Keep the text of the data exactly as it is and omit each picture from the copy.
⁂
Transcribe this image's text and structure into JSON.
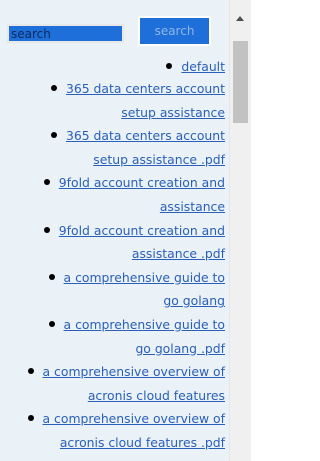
{
  "search": {
    "placeholder": "search",
    "button_label": "search"
  },
  "items": [
    {
      "label": "default"
    },
    {
      "label": "365 data centers account setup assistance"
    },
    {
      "label": "365 data centers account setup assistance .pdf"
    },
    {
      "label": "9fold account creation and assistance"
    },
    {
      "label": "9fold account creation and assistance .pdf"
    },
    {
      "label": "a comprehensive guide to go golang"
    },
    {
      "label": "a comprehensive guide to go golang .pdf"
    },
    {
      "label": "a comprehensive overview of acronis cloud features"
    },
    {
      "label": "a comprehensive overview of acronis cloud features .pdf"
    }
  ],
  "scrollbar": {
    "up_icon": "triangle-up"
  },
  "colors": {
    "page_background": "#eaf1f7",
    "search_blue": "#1e6fd9",
    "link": "#2a60b8"
  }
}
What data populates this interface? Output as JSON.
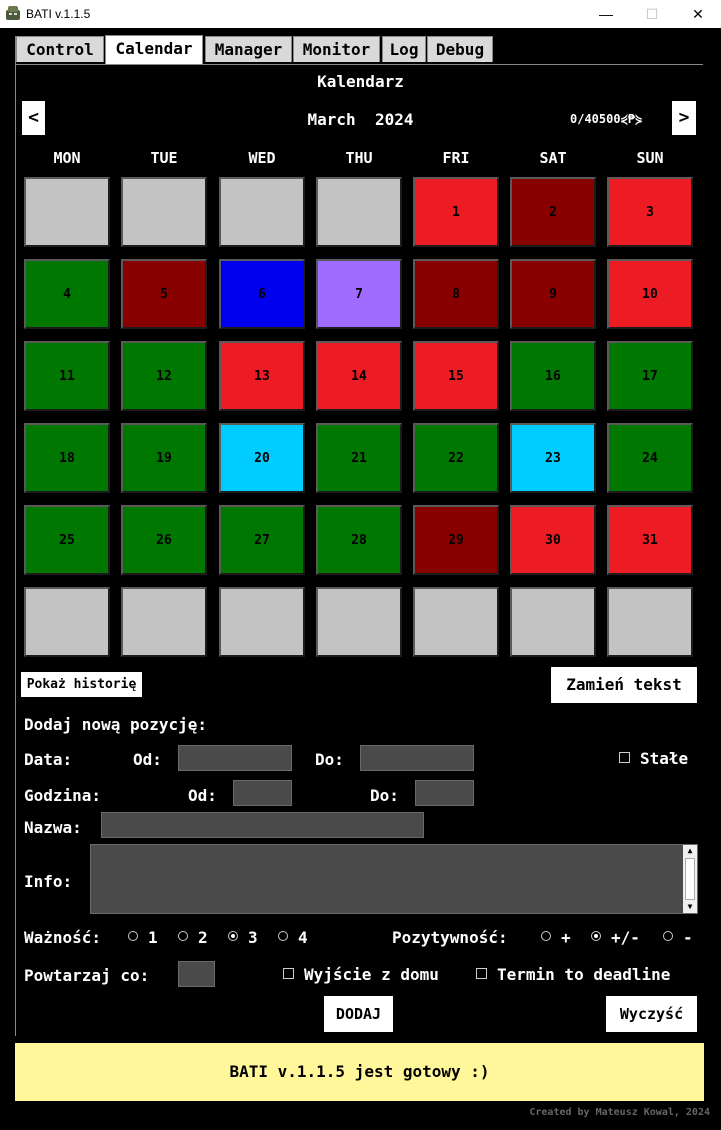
{
  "window": {
    "title": "BATI v.1.1.5",
    "minimize_glyph": "—",
    "maximize_glyph": "☐",
    "close_glyph": "✕"
  },
  "tabs": [
    {
      "label": "Control",
      "active": false
    },
    {
      "label": "Calendar",
      "active": true
    },
    {
      "label": "Manager",
      "active": false
    },
    {
      "label": "Monitor",
      "active": false
    },
    {
      "label": "Log",
      "active": false
    },
    {
      "label": "Debug",
      "active": false
    }
  ],
  "calendar": {
    "heading": "Kalendarz",
    "month_label": "March  2024",
    "prev_glyph": "<",
    "next_glyph": ">",
    "counter": "0/40500⋞₱⋟",
    "day_names": [
      "MON",
      "TUE",
      "WED",
      "THU",
      "FRI",
      "SAT",
      "SUN"
    ],
    "colors": {
      "empty": "#c3c3c3",
      "red": "#ed1c24",
      "darkred": "#880000",
      "green": "#007700",
      "blue": "#0000ee",
      "purple": "#a06bff",
      "cyan": "#00ccff"
    },
    "weeks": [
      [
        {
          "d": "",
          "c": "empty"
        },
        {
          "d": "",
          "c": "empty"
        },
        {
          "d": "",
          "c": "empty"
        },
        {
          "d": "",
          "c": "empty"
        },
        {
          "d": "1",
          "c": "red"
        },
        {
          "d": "2",
          "c": "darkred"
        },
        {
          "d": "3",
          "c": "red"
        }
      ],
      [
        {
          "d": "4",
          "c": "green"
        },
        {
          "d": "5",
          "c": "darkred"
        },
        {
          "d": "6",
          "c": "blue"
        },
        {
          "d": "7",
          "c": "purple"
        },
        {
          "d": "8",
          "c": "darkred"
        },
        {
          "d": "9",
          "c": "darkred"
        },
        {
          "d": "10",
          "c": "red"
        }
      ],
      [
        {
          "d": "11",
          "c": "green"
        },
        {
          "d": "12",
          "c": "green"
        },
        {
          "d": "13",
          "c": "red"
        },
        {
          "d": "14",
          "c": "red"
        },
        {
          "d": "15",
          "c": "red"
        },
        {
          "d": "16",
          "c": "green"
        },
        {
          "d": "17",
          "c": "green"
        }
      ],
      [
        {
          "d": "18",
          "c": "green"
        },
        {
          "d": "19",
          "c": "green"
        },
        {
          "d": "20",
          "c": "cyan"
        },
        {
          "d": "21",
          "c": "green"
        },
        {
          "d": "22",
          "c": "green"
        },
        {
          "d": "23",
          "c": "cyan"
        },
        {
          "d": "24",
          "c": "green"
        }
      ],
      [
        {
          "d": "25",
          "c": "green"
        },
        {
          "d": "26",
          "c": "green"
        },
        {
          "d": "27",
          "c": "green"
        },
        {
          "d": "28",
          "c": "green"
        },
        {
          "d": "29",
          "c": "darkred"
        },
        {
          "d": "30",
          "c": "red"
        },
        {
          "d": "31",
          "c": "red"
        }
      ],
      [
        {
          "d": "",
          "c": "empty"
        },
        {
          "d": "",
          "c": "empty"
        },
        {
          "d": "",
          "c": "empty"
        },
        {
          "d": "",
          "c": "empty"
        },
        {
          "d": "",
          "c": "empty"
        },
        {
          "d": "",
          "c": "empty"
        },
        {
          "d": "",
          "c": "empty"
        }
      ]
    ]
  },
  "buttons": {
    "history": "Pokaż historię",
    "swap_text": "Zamień tekst",
    "add": "DODAJ",
    "clear": "Wyczyść"
  },
  "form": {
    "heading": "Dodaj nową pozycję:",
    "data_label": "Data:",
    "from_label": "Od:",
    "to_label": "Do:",
    "permanent_label": "Stałe",
    "time_label": "Godzina:",
    "name_label": "Nazwa:",
    "info_label": "Info:",
    "importance_label": "Ważność:",
    "importance_options": [
      "1",
      "2",
      "3",
      "4"
    ],
    "importance_selected": "3",
    "positivity_label": "Pozytywność:",
    "positivity_options": [
      "+",
      "+/-",
      "-"
    ],
    "positivity_selected": "+/-",
    "repeat_label": "Powtarzaj co:",
    "leave_home_label": "Wyjście z domu",
    "deadline_label": "Termin to deadline",
    "scroll_up_glyph": "▲",
    "scroll_down_glyph": "▼"
  },
  "status": {
    "text": "BATI v.1.1.5 jest gotowy :)",
    "background": "#fff79a"
  },
  "footer": {
    "credit": "Created by Mateusz Kowal, 2024"
  }
}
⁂
▸ Final answer:
Transcribe this image's text and structure into JSON.
{
  "search": {
    "placeholder": "search",
    "button_label": "search"
  },
  "items": [
    {
      "label": "default"
    },
    {
      "label": "365 data centers account setup assistance"
    },
    {
      "label": "365 data centers account setup assistance .pdf"
    },
    {
      "label": "9fold account creation and assistance"
    },
    {
      "label": "9fold account creation and assistance .pdf"
    },
    {
      "label": "a comprehensive guide to go golang"
    },
    {
      "label": "a comprehensive guide to go golang .pdf"
    },
    {
      "label": "a comprehensive overview of acronis cloud features"
    },
    {
      "label": "a comprehensive overview of acronis cloud features .pdf"
    }
  ],
  "scrollbar": {
    "up_icon": "triangle-up"
  },
  "colors": {
    "page_background": "#eaf1f7",
    "search_blue": "#1e6fd9",
    "link": "#2a60b8"
  }
}
What data populates this interface? Output as JSON.
{
  "window": {
    "title": "BATI v.1.1.5",
    "minimize_glyph": "—",
    "maximize_glyph": "☐",
    "close_glyph": "✕"
  },
  "tabs": [
    {
      "label": "Control",
      "active": false
    },
    {
      "label": "Calendar",
      "active": true
    },
    {
      "label": "Manager",
      "active": false
    },
    {
      "label": "Monitor",
      "active": false
    },
    {
      "label": "Log",
      "active": false
    },
    {
      "label": "Debug",
      "active": false
    }
  ],
  "calendar": {
    "heading": "Kalendarz",
    "month_label": "March  2024",
    "prev_glyph": "<",
    "next_glyph": ">",
    "counter": "0/40500⋞₱⋟",
    "day_names": [
      "MON",
      "TUE",
      "WED",
      "THU",
      "FRI",
      "SAT",
      "SUN"
    ],
    "colors": {
      "empty": "#c3c3c3",
      "red": "#ed1c24",
      "darkred": "#880000",
      "green": "#007700",
      "blue": "#0000ee",
      "purple": "#a06bff",
      "cyan": "#00ccff"
    },
    "weeks": [
      [
        {
          "d": "",
          "c": "empty"
        },
        {
          "d": "",
          "c": "empty"
        },
        {
          "d": "",
          "c": "empty"
        },
        {
          "d": "",
          "c": "empty"
        },
        {
          "d": "1",
          "c": "red"
        },
        {
          "d": "2",
          "c": "darkred"
        },
        {
          "d": "3",
          "c": "red"
        }
      ],
      [
        {
          "d": "4",
          "c": "green"
        },
        {
          "d": "5",
          "c": "darkred"
        },
        {
          "d": "6",
          "c": "blue"
        },
        {
          "d": "7",
          "c": "purple"
        },
        {
          "d": "8",
          "c": "darkred"
        },
        {
          "d": "9",
          "c": "darkred"
        },
        {
          "d": "10",
          "c": "red"
        }
      ],
      [
        {
          "d": "11",
          "c": "green"
        },
        {
          "d": "12",
          "c": "green"
        },
        {
          "d": "13",
          "c": "red"
        },
        {
          "d": "14",
          "c": "red"
        },
        {
          "d": "15",
          "c": "red"
        },
        {
          "d": "16",
          "c": "green"
        },
        {
          "d": "17",
          "c": "green"
        }
      ],
      [
        {
          "d": "18",
          "c": "green"
        },
        {
          "d": "19",
          "c": "green"
        },
        {
          "d": "20",
          "c": "cyan"
        },
        {
          "d": "21",
          "c": "green"
        },
        {
          "d": "22",
          "c": "green"
        },
        {
          "d": "23",
          "c": "cyan"
        },
        {
          "d": "24",
          "c": "green"
        }
      ],
      [
        {
          "d": "25",
          "c": "green"
        },
        {
          "d": "26",
          "c": "green"
        },
        {
          "d": "27",
          "c": "green"
        },
        {
          "d": "28",
          "c": "green"
        },
        {
          "d": "29",
          "c": "darkred"
        },
        {
          "d": "30",
          "c": "red"
        },
        {
          "d": "31",
          "c": "red"
        }
      ],
      [
        {
          "d": "",
          "c": "empty"
        },
        {
          "d": "",
          "c": "empty"
        },
        {
          "d": "",
          "c": "empty"
        },
        {
          "d": "",
          "c": "empty"
        },
        {
          "d": "",
          "c": "empty"
        },
        {
          "d": "",
          "c": "empty"
        },
        {
          "d": "",
          "c": "empty"
        }
      ]
    ]
  },
  "buttons": {
    "history": "Pokaż historię",
    "swap_text": "Zamień tekst",
    "add": "DODAJ",
    "clear": "Wyczyść"
  },
  "form": {
    "heading": "Dodaj nową pozycję:",
    "data_label": "Data:",
    "from_label": "Od:",
    "to_label": "Do:",
    "permanent_label": "Stałe",
    "time_label": "Godzina:",
    "name_label": "Nazwa:",
    "info_label": "Info:",
    "importance_label": "Ważność:",
    "importance_options": [
      "1",
      "2",
      "3",
      "4"
    ],
    "importance_selected": "3",
    "positivity_label": "Pozytywność:",
    "positivity_options": [
      "+",
      "+/-",
      "-"
    ],
    "positivity_selected": "+/-",
    "repeat_label": "Powtarzaj co:",
    "leave_home_label": "Wyjście z domu",
    "deadline_label": "Termin to deadline",
    "scroll_up_glyph": "▲",
    "scroll_down_glyph": "▼"
  },
  "status": {
    "text": "BATI v.1.1.5 jest gotowy :)",
    "background": "#fff79a"
  },
  "footer": {
    "credit": "Created by Mateusz Kowal, 2024"
  }
}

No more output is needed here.